Tuesday, December 28, 2010

Foreign Policy reviews the year

One of the reasons I started this blog was to recall moments in our collective life that have quickly passed m thought. Haven't kept too true to that, but luckily, Foreign Policy has done a much better recap than I ever could.

How many of these moments have slipped from your mind already? 

Tuesday, December 7, 2010

The Brain's Memory "Buffer"

It's ironic but appropriate that I don't remember how I happened upon this  article on scientific research into the cellular differences between short term and long term memory storage. The newspaper is called The Hindu, and so it's not one that I come across in my normal web wandering.

It's probably more informative to read the article, but just to move this info from my short term memory to something a little longer, I'll summarize by saying that scientists have found evidence that short term memory is held in single nerve cells in the front of the brain, for a minute or longer. "Permanent" memory (to me a dubious concept) is formed when the amino acid glutamate stimulates nerve cells in the brain to reorganize and strenghten their connections with each other.

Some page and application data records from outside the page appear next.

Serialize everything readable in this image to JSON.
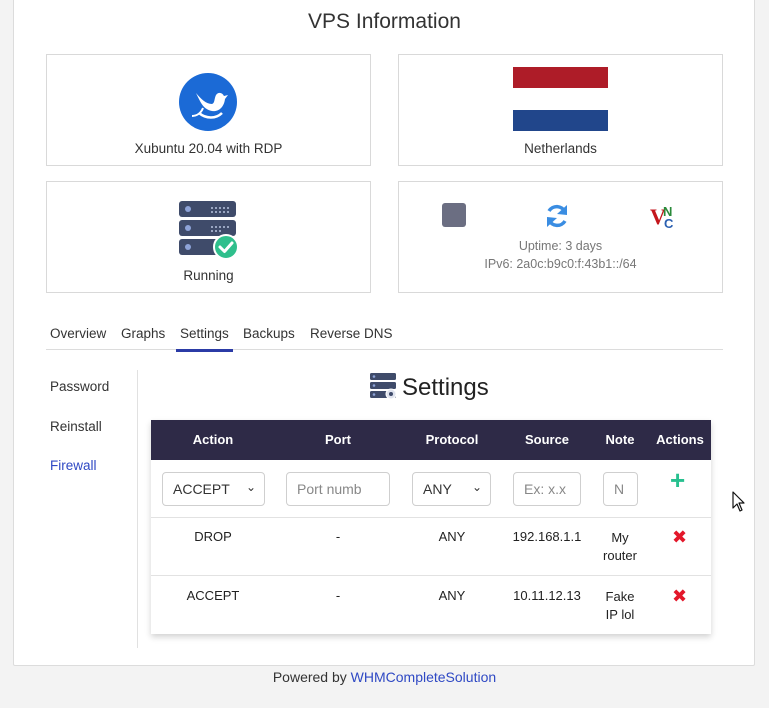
{
  "page": {
    "title": "VPS Information"
  },
  "cards": {
    "os": {
      "label": "Xubuntu 20.04 with RDP",
      "icon": "xubuntu-logo"
    },
    "location": {
      "label": "Netherlands",
      "icon": "netherlands-flag",
      "flag_colors": [
        "#ae1c28",
        "#ffffff",
        "#21468b"
      ]
    },
    "status": {
      "label": "Running",
      "icon": "server-running-icon"
    },
    "controls": {
      "uptime": "Uptime: 3 days",
      "ipv6": "IPv6: 2a0c:b9c0:f:43b1::/64",
      "buttons": [
        "stop-icon",
        "restart-icon",
        "vnc-icon"
      ],
      "vnc_text": "VNC"
    }
  },
  "tabs": [
    "Overview",
    "Graphs",
    "Settings",
    "Backups",
    "Reverse DNS"
  ],
  "active_tab": "Settings",
  "sidebar": {
    "items": [
      "Password",
      "Reinstall",
      "Firewall"
    ],
    "active": "Firewall"
  },
  "settings": {
    "title": "Settings",
    "icon": "server-settings-icon"
  },
  "firewall": {
    "headers": [
      "Action",
      "Port",
      "Protocol",
      "Source",
      "Note",
      "Actions"
    ],
    "new_rule": {
      "action": "ACCEPT",
      "port_placeholder": "Port numb",
      "protocol": "ANY",
      "source_placeholder": "Ex: x.x",
      "note_placeholder": "N"
    },
    "rows": [
      {
        "action": "DROP",
        "port": "-",
        "protocol": "ANY",
        "source": "192.168.1.1",
        "note": "My router"
      },
      {
        "action": "ACCEPT",
        "port": "-",
        "protocol": "ANY",
        "source": "10.11.12.13",
        "note": "Fake IP lol"
      }
    ]
  },
  "footer": {
    "prefix": "Powered by",
    "link": "WHMCompleteSolution"
  },
  "colors": {
    "header_bg": "#2e2a47",
    "accent": "#2f49c4",
    "add": "#27c08f",
    "delete": "#e3172a"
  }
}
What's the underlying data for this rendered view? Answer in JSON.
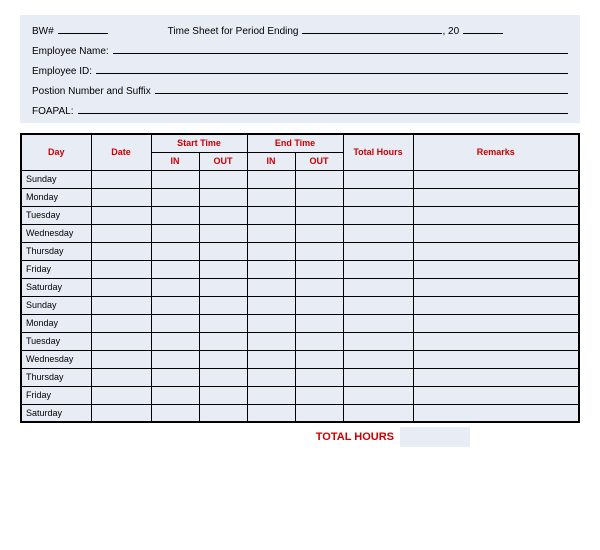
{
  "header": {
    "bw_label": "BW#",
    "title_prefix": "Time Sheet for Period Ending",
    "year_prefix": ", 20",
    "emp_name_label": "Employee Name:",
    "emp_id_label": "Employee ID:",
    "position_label": "Postion Number and Suffix",
    "foapal_label": "FOAPAL:"
  },
  "columns": {
    "day": "Day",
    "date": "Date",
    "start_time": "Start Time",
    "end_time": "End Time",
    "in": "IN",
    "out": "OUT",
    "total_hours": "Total Hours",
    "remarks": "Remarks"
  },
  "days": [
    "Sunday",
    "Monday",
    "Tuesday",
    "Wednesday",
    "Thursday",
    "Friday",
    "Saturday",
    "Sunday",
    "Monday",
    "Tuesday",
    "Wednesday",
    "Thursday",
    "Friday",
    "Saturday"
  ],
  "footer": {
    "total_hours_label": "TOTAL HOURS"
  }
}
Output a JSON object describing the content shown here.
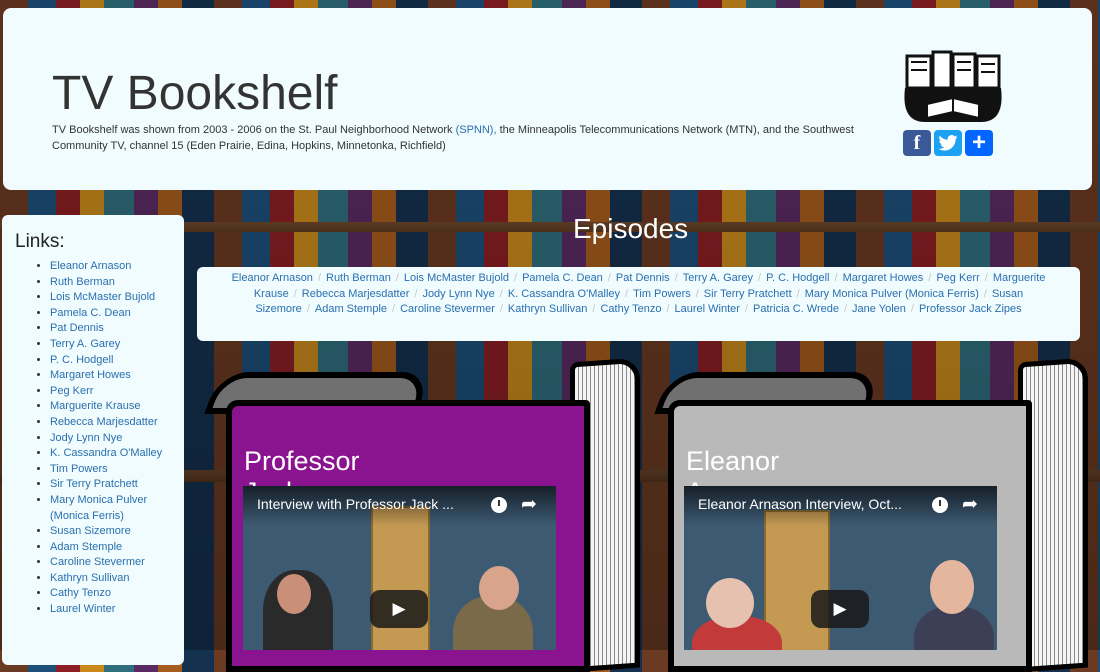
{
  "header": {
    "title": "TV Bookshelf",
    "description": "TV Bookshelf was shown from 2003 - 2006 on the St. Paul Neighborhood Network ",
    "spnn_link": "(SPNN),",
    "description_rest": " the Minneapolis Telecommunications Network (MTN), and the Southwest Community TV, channel 15 (Eden Prairie, Edina, Hopkins, Minnetonka, Richfield)",
    "share_buttons": [
      {
        "label": "f",
        "icon": "facebook-icon"
      },
      {
        "label": "t",
        "icon": "twitter-icon"
      },
      {
        "label": "+",
        "icon": "share-plus-icon"
      }
    ]
  },
  "sidebar": {
    "heading": "Links:",
    "links": [
      "Eleanor Arnason",
      "Ruth Berman",
      "Lois McMaster Bujold",
      "Pamela C. Dean",
      "Pat Dennis",
      "Terry A. Garey",
      "P. C. Hodgell",
      "Margaret Howes",
      "Peg Kerr",
      "Marguerite Krause",
      "Rebecca Marjesdatter",
      "Jody Lynn Nye",
      "K. Cassandra O'Malley",
      "Tim Powers",
      "Sir Terry Pratchett",
      "Mary Monica Pulver (Monica Ferris)",
      "Susan Sizemore",
      "Adam Stemple",
      "Caroline Stevermer",
      "Kathryn Sullivan",
      "Cathy Tenzo",
      "Laurel Winter"
    ]
  },
  "episodes": {
    "heading": "Episodes",
    "links": [
      "Eleanor Arnason",
      "Ruth Berman",
      "Lois McMaster Bujold",
      "Pamela C. Dean",
      "Pat Dennis",
      "Terry A. Garey",
      "P. C. Hodgell",
      "Margaret Howes",
      "Peg Kerr",
      "Marguerite Krause",
      "Rebecca Marjesdatter",
      "Jody Lynn Nye",
      "K. Cassandra O'Malley",
      "Tim Powers",
      "Sir Terry Pratchett",
      "Mary Monica Pulver (Monica Ferris)",
      "Susan Sizemore",
      "Adam Stemple",
      "Caroline Stevermer",
      "Kathryn Sullivan",
      "Cathy Tenzo",
      "Laurel Winter",
      "Patricia C. Wrede",
      "Jane Yolen",
      "Professor Jack Zipes"
    ],
    "separator": "/"
  },
  "books": [
    {
      "name": "Professor Jack Zipes",
      "cover_color": "#8a138f",
      "video_title": "Interview with Professor Jack ...",
      "icons": [
        "watch-later-icon",
        "share-icon",
        "play-icon"
      ]
    },
    {
      "name": "Eleanor Arnason",
      "cover_color": "#b9b9b9",
      "video_title": "Eleanor Arnason Interview, Oct...",
      "icons": [
        "watch-later-icon",
        "share-icon",
        "play-icon"
      ]
    }
  ],
  "glyphs": {
    "share_arrow": "➦",
    "play": "▶"
  }
}
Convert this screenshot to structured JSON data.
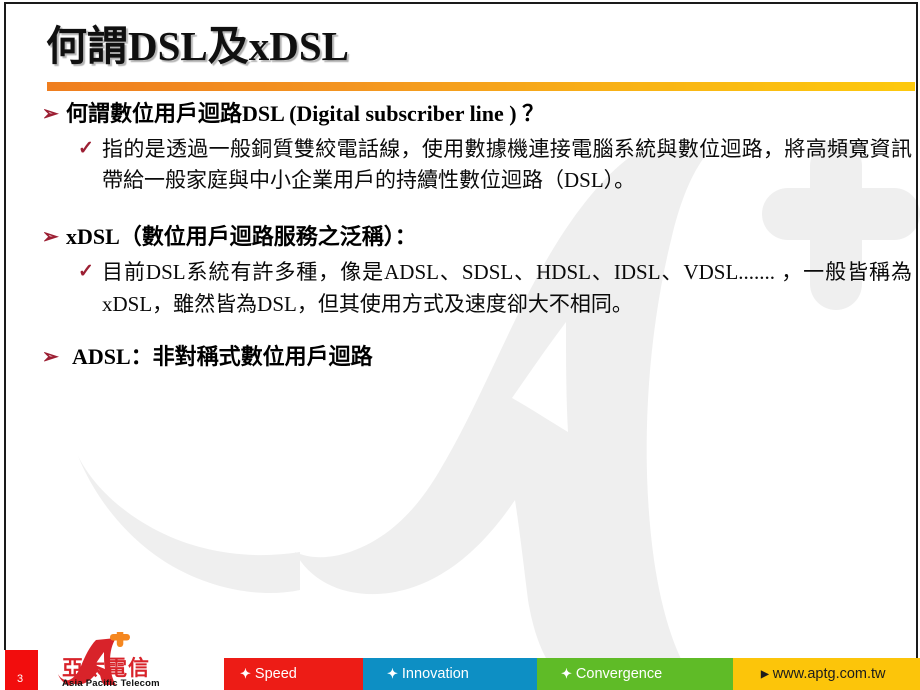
{
  "slide": {
    "title": "何謂DSL及xDSL",
    "page_number": "3",
    "accent_bar_start_color": "#EF7E1F",
    "accent_bar_end_color": "#FDC90D",
    "bullet_color": "#9C1F33"
  },
  "body": {
    "sections": [
      {
        "bullet": "➢",
        "heading": "何謂數位用戶迴路DSL (Digital subscriber line ) ？",
        "sub_bullet": "✓",
        "sub_text": "指的是透過一般銅質雙絞電話線，使用數據機連接電腦系統與數位迴路，將高頻寬資訊帶給一般家庭與中小企業用戶的持續性數位迴路（DSL）。"
      },
      {
        "bullet": "➢",
        "heading": "xDSL（數位用戶迴路服務之泛稱）：",
        "sub_bullet": "✓",
        "sub_text": "目前DSL系統有許多種，像是ADSL、SDSL、HDSL、IDSL、VDSL....... ，一般皆稱為xDSL，雖然皆為DSL，但其使用方式及速度卻大不相同。"
      },
      {
        "bullet": "➢",
        "heading": "ADSL：非對稱式數位用戶迴路",
        "sub_bullet": "",
        "sub_text": ""
      }
    ]
  },
  "footer": {
    "logo_cn": "亞太電信",
    "logo_en": "Asia Pacific Telecom",
    "segments": [
      {
        "marker": "✦",
        "label": "Speed",
        "color": "#ED1C16"
      },
      {
        "marker": "✦",
        "label": "Innovation",
        "color": "#0D8FC4"
      },
      {
        "marker": "✦",
        "label": "Convergence",
        "color": "#5FBB27"
      },
      {
        "marker": "▶",
        "label": "www.aptg.com.tw",
        "color": "#FCC50A"
      }
    ]
  }
}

But this process takes time and is to slow to deal with rapidly incoming information--as what isn't these days?

Enter metabotropic glutamate transmission. A rapid fire signal stimulates single cells to be temporary storage for moment to moment information. The example the article uses is that of a card shark counting cards in a game of blackjack. This would seem an oddly random example, except it goes on to say that casinos have figured out that it the type of memory that is most sensitive to disruption by alcohol and noisy distraction.

"It's more like RAM [random access memory] on a computer than memory stored on a disk," Dr. (Don) Cooper said. "The memory on the disk is more permanent and you can go back and access the same information repeatedly. RAM memory is rewritable temporary storage that allows multitasking." 

The researchers also did experiments on mice to see how these findings work with addiction. Apparently, a neurochemical called dopamine is what helps focus attention and make fast decisions, but after mice were given repeated doses of cocaine to simulate addiction, the  short term memeory "buffer" cells were no longer
as easily stimulated. Even adding dopamine after did not have the effect of focussing the mice's thought processes.

"If we can identify and manipulate the molecular components of memory, we can develop drugs that boost the ability to maintain this memory trace to hopefully allow a person to complete tasks without being distracted," Dr. Cooper said. "For the person addicted to drugs, we could strengthen this part of the brain involved with decision-making, allowing them to ignore impulses and weigh negative consequences of their behavior before they abuse drugs."

Maybe, maybe not. As usual with these things, though, I mainly feel sorry for the mice.